Posted on April, 11 2011

We’re battling to protect the “water towers of Asia”
We’re battling to protect the “water towers of Asia”

Imagine if you turned on the tap and nothing came out.

We take water for granted. But in many parts of the world, water supplies are anything but secure.

A massive one in five people on Earth depend on the fresh water that flows from the eastern Himalayas. But it’s a fragile area. Climate change and environmental damage could put the water supplies of more than a billion people under severe strain.

It’s one reason why protecting the world’s largest mountain range is so important.

What’s at stake?

Water isn’t the only important thing found in the Himalayas. The area is also a treasure trove of biodiversity, home to:
  • over 10,000 types of plant
  • about 300 mammals
  • 977 birds
  • 176 reptiles
  • 105 amphibians 
  • 269 freshwater fish
  • large number of invertebrates.

Charismatic endangered species including the tiger, Asian elephant, greater one-horned rhino, red panda and snow leopard call it home. The landscape also carries important spiritual and cultural significance for the region’s people.

If we don’t head off the threats facing the Himalayas, the consequences will be catastrophic – for humans and biodiversity.

Those threats are many. The continued impact of climate change will lead to major changes in freshwater flows, unpredictable rainfall and increasingly severe floods, droughts and other extreme events – with dramatic impacts on biodiversity, people and their livelihoods. Human populations are growing, putting pressure on water and forests for food, timber, fuel and medicines. Deforestation is causing soil erosion, which silts the rivers. And poaching threatens vulnerable wildlife.

The story so far

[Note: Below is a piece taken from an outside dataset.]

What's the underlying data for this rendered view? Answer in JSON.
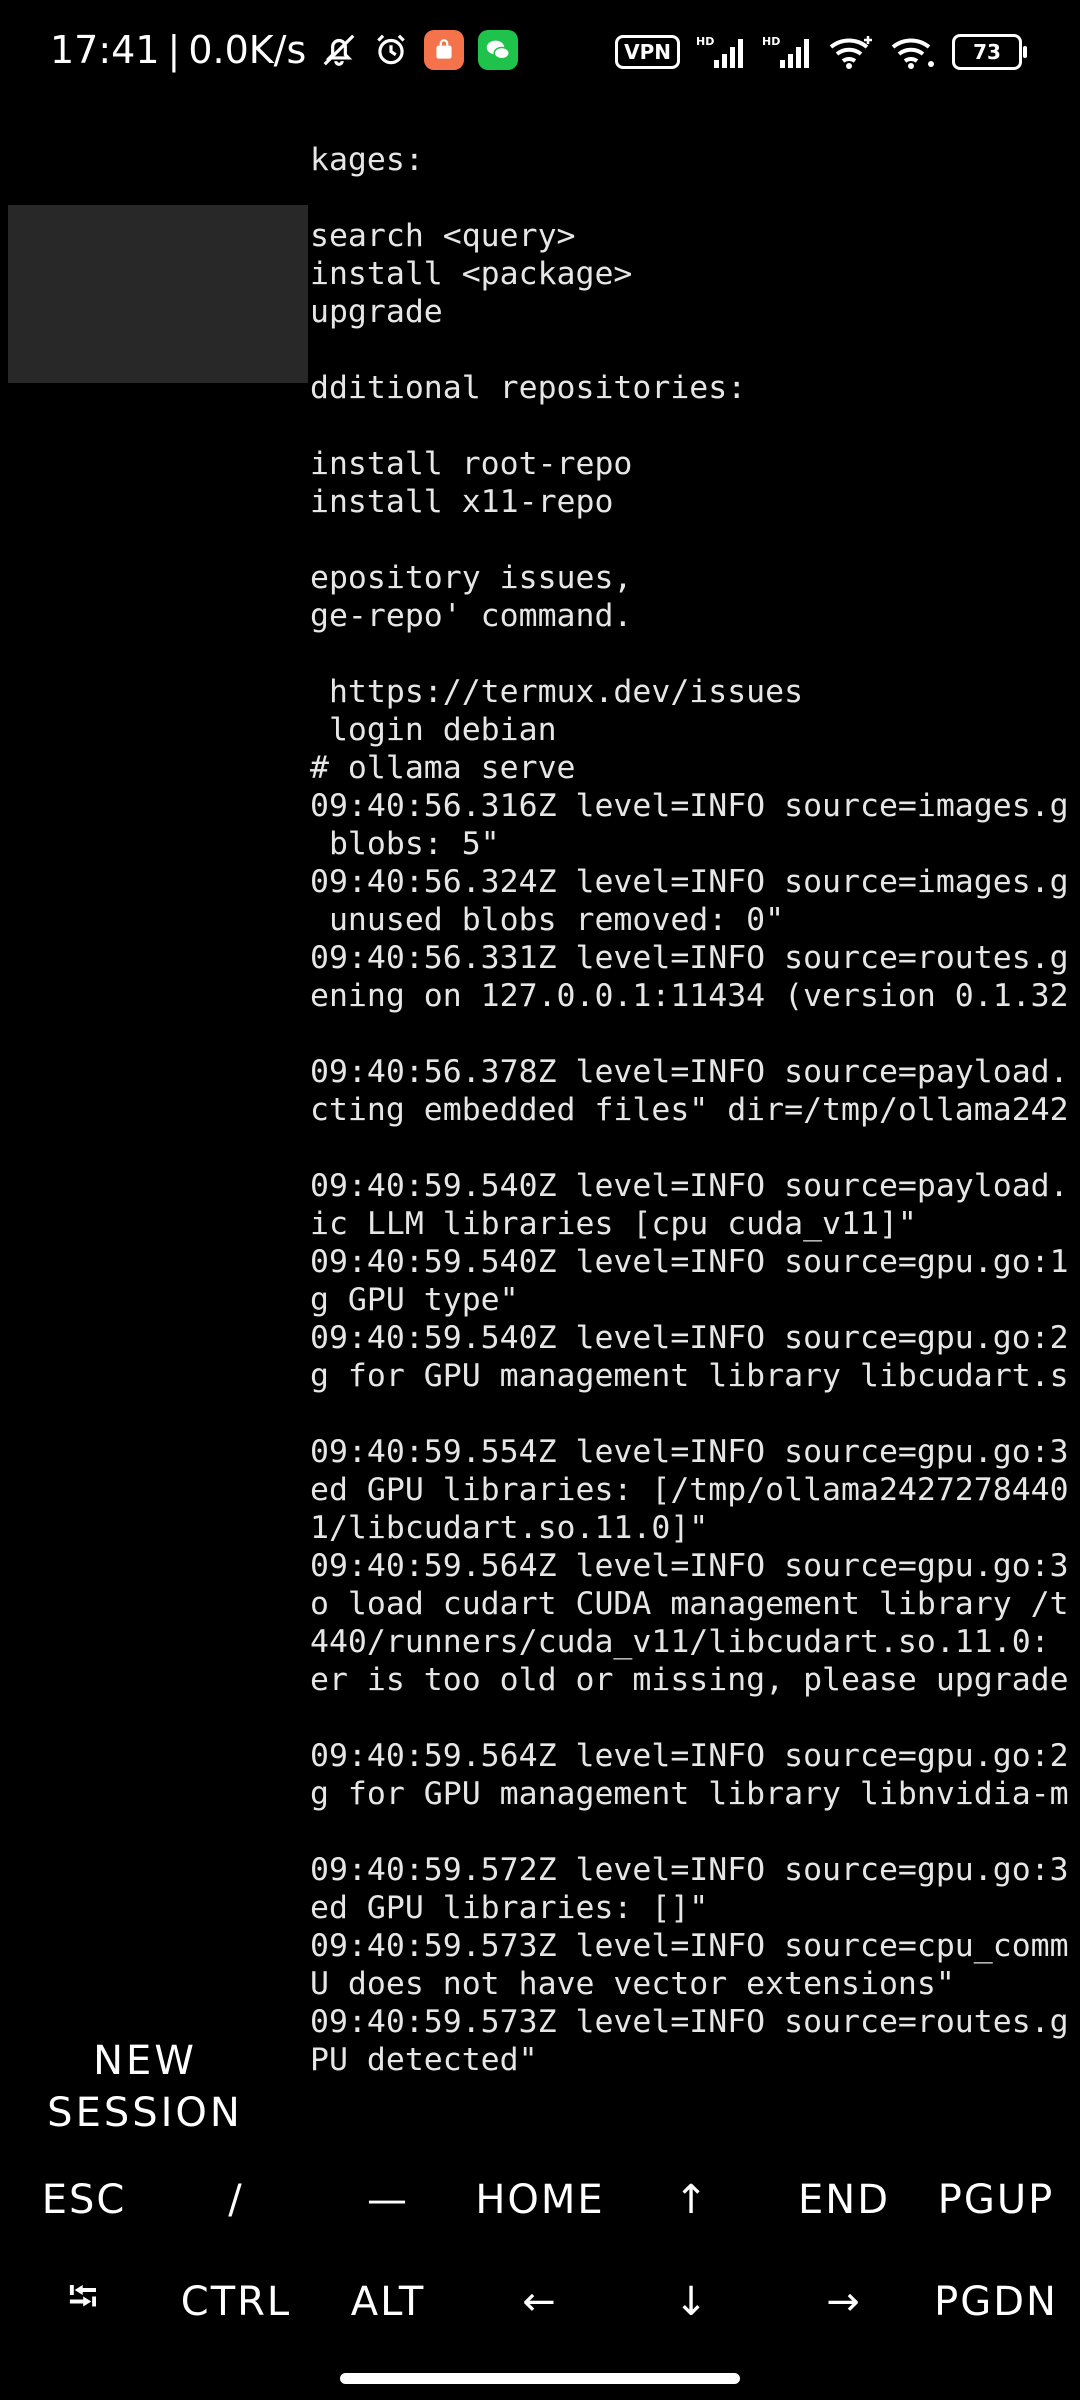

Since creation of the Sagarmatha National Park in the mid-1970s, WWF has been active in this area, especially in helping local communities develop within the limits of their environment. In the 1980s, the Annapurna Conservation Area Programme was set up to support local people with education and income-generating activities. This helped reduce poaching, illegal plant harvesting and deforestation. In 2006, a key development saw the government of Nepal hand over management  of  the  Kangchenjunga  Conservation  area  to  a  local  council,  which  bodes  well  for the future, as communities take on responsibility for managing their local environment

Did you know?

The Himalayas is the highest mountain range in the world. It’s home to 9 out of 10 of the world’s highest peaks, including Mount Everest.

Facts and stats

  • 7 – great rivers of Asia (Tsangpo-Brahmaputra, Ganges, Yangtze, Indus, Mekong, Salaween and Irravadi) which have the Himalayas and Tibetan Plateau as their source
  • 10,000 – plant species found in the Himalayas
  • 350+ – new species described in the Himalayas between 1998 and 2008
  • 163 -- globally threatened species found in the Himalayas, including Asia’s three largest herbivores – the Asian elephant, the greater one-horned rhinoceros and the wild water buffalo – and its largest carnivore, the tiger
  • 1 in 5 – people on the planet dependent on the Himalayas for their water

What next?

Climate change is one of the biggest threats facing the Himalayan freshwater systems – and the rivers they feed.

We’re working with the governments of Bhutan, India and Nepal – as well as local communities – to protect forests, animal habitats and freshwater sources from the impacts of climate change.

In 2011, the three governments are expected to pledge to create a 70,000 sq km mosaic of conservation areas across the top of world. Almost half the area is already formally protected, but the plan is to join these areas together so wildlife can move safely between them.

Stretching 1,500 km from Nepal across Bhutan to Arunachal in northeast India, the complex will help beleaguered freshwater sources and forest habitats to heal and provide a haven for wildlife. It will also help the region withstand the impacts of climate change.

By 2020, we want to see all river systems in the region managed in a way that allows them to adapt to climate change. We are working toward this through projects like our HSBC Climate Partnership in the Ganges and the Yangtze river basins.

What you can do

Join the myWWF Action Center
Be part of a global community of activists ready to take simple online actions that can help save wildlife and people. Sign up today!


Red Panda (Allurus fulgens).
© David Lawson / WWF-UK
Local Woman on the road from Dengboche to Tuckla Pass, Nepal.
© WWF / Steve Morgan